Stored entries
——
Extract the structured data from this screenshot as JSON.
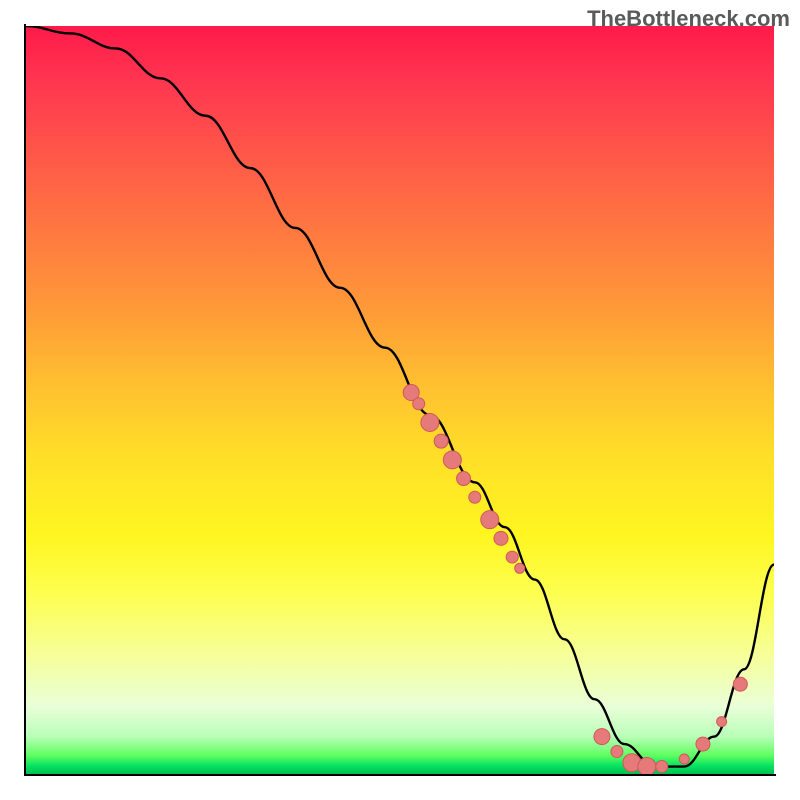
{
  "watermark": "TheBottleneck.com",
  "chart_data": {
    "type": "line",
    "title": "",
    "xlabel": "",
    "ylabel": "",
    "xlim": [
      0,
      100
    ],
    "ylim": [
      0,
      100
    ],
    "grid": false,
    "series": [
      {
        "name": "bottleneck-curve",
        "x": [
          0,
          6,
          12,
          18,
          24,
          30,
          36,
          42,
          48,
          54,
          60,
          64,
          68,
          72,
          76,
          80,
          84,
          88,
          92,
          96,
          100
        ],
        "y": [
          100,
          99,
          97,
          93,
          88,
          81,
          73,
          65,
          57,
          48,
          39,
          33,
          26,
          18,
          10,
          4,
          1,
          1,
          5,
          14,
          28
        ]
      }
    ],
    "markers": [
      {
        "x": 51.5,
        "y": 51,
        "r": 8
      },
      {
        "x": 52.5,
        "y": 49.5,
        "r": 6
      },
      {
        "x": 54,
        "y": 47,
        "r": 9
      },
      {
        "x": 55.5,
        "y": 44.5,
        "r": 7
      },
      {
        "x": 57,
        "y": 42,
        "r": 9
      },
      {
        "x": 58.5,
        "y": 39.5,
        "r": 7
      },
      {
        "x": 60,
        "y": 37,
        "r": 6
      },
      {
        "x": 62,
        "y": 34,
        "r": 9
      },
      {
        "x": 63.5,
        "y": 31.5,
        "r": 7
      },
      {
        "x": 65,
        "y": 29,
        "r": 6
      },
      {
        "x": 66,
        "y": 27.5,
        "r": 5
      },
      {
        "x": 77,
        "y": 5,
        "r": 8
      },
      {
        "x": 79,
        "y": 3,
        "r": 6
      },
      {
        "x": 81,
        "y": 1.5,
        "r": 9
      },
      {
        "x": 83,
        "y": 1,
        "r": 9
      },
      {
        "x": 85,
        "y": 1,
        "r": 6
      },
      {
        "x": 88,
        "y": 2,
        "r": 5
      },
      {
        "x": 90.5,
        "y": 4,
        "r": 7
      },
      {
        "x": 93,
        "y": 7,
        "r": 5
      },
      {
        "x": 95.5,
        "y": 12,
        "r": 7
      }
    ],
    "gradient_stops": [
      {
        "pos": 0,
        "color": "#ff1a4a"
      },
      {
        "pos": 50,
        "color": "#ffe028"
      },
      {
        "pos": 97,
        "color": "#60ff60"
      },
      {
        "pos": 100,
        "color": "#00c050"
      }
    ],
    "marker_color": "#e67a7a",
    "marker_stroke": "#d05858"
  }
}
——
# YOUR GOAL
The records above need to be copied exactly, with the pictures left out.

# REPLY TO THE TASK
Extract the structured data from this screenshot as JSON.
{
  "watermark": "TheBottleneck.com",
  "chart_data": {
    "type": "line",
    "title": "",
    "xlabel": "",
    "ylabel": "",
    "xlim": [
      0,
      100
    ],
    "ylim": [
      0,
      100
    ],
    "grid": false,
    "series": [
      {
        "name": "bottleneck-curve",
        "x": [
          0,
          6,
          12,
          18,
          24,
          30,
          36,
          42,
          48,
          54,
          60,
          64,
          68,
          72,
          76,
          80,
          84,
          88,
          92,
          96,
          100
        ],
        "y": [
          100,
          99,
          97,
          93,
          88,
          81,
          73,
          65,
          57,
          48,
          39,
          33,
          26,
          18,
          10,
          4,
          1,
          1,
          5,
          14,
          28
        ]
      }
    ],
    "markers": [
      {
        "x": 51.5,
        "y": 51,
        "r": 8
      },
      {
        "x": 52.5,
        "y": 49.5,
        "r": 6
      },
      {
        "x": 54,
        "y": 47,
        "r": 9
      },
      {
        "x": 55.5,
        "y": 44.5,
        "r": 7
      },
      {
        "x": 57,
        "y": 42,
        "r": 9
      },
      {
        "x": 58.5,
        "y": 39.5,
        "r": 7
      },
      {
        "x": 60,
        "y": 37,
        "r": 6
      },
      {
        "x": 62,
        "y": 34,
        "r": 9
      },
      {
        "x": 63.5,
        "y": 31.5,
        "r": 7
      },
      {
        "x": 65,
        "y": 29,
        "r": 6
      },
      {
        "x": 66,
        "y": 27.5,
        "r": 5
      },
      {
        "x": 77,
        "y": 5,
        "r": 8
      },
      {
        "x": 79,
        "y": 3,
        "r": 6
      },
      {
        "x": 81,
        "y": 1.5,
        "r": 9
      },
      {
        "x": 83,
        "y": 1,
        "r": 9
      },
      {
        "x": 85,
        "y": 1,
        "r": 6
      },
      {
        "x": 88,
        "y": 2,
        "r": 5
      },
      {
        "x": 90.5,
        "y": 4,
        "r": 7
      },
      {
        "x": 93,
        "y": 7,
        "r": 5
      },
      {
        "x": 95.5,
        "y": 12,
        "r": 7
      }
    ],
    "gradient_stops": [
      {
        "pos": 0,
        "color": "#ff1a4a"
      },
      {
        "pos": 50,
        "color": "#ffe028"
      },
      {
        "pos": 97,
        "color": "#60ff60"
      },
      {
        "pos": 100,
        "color": "#00c050"
      }
    ],
    "marker_color": "#e67a7a",
    "marker_stroke": "#d05858"
  }
}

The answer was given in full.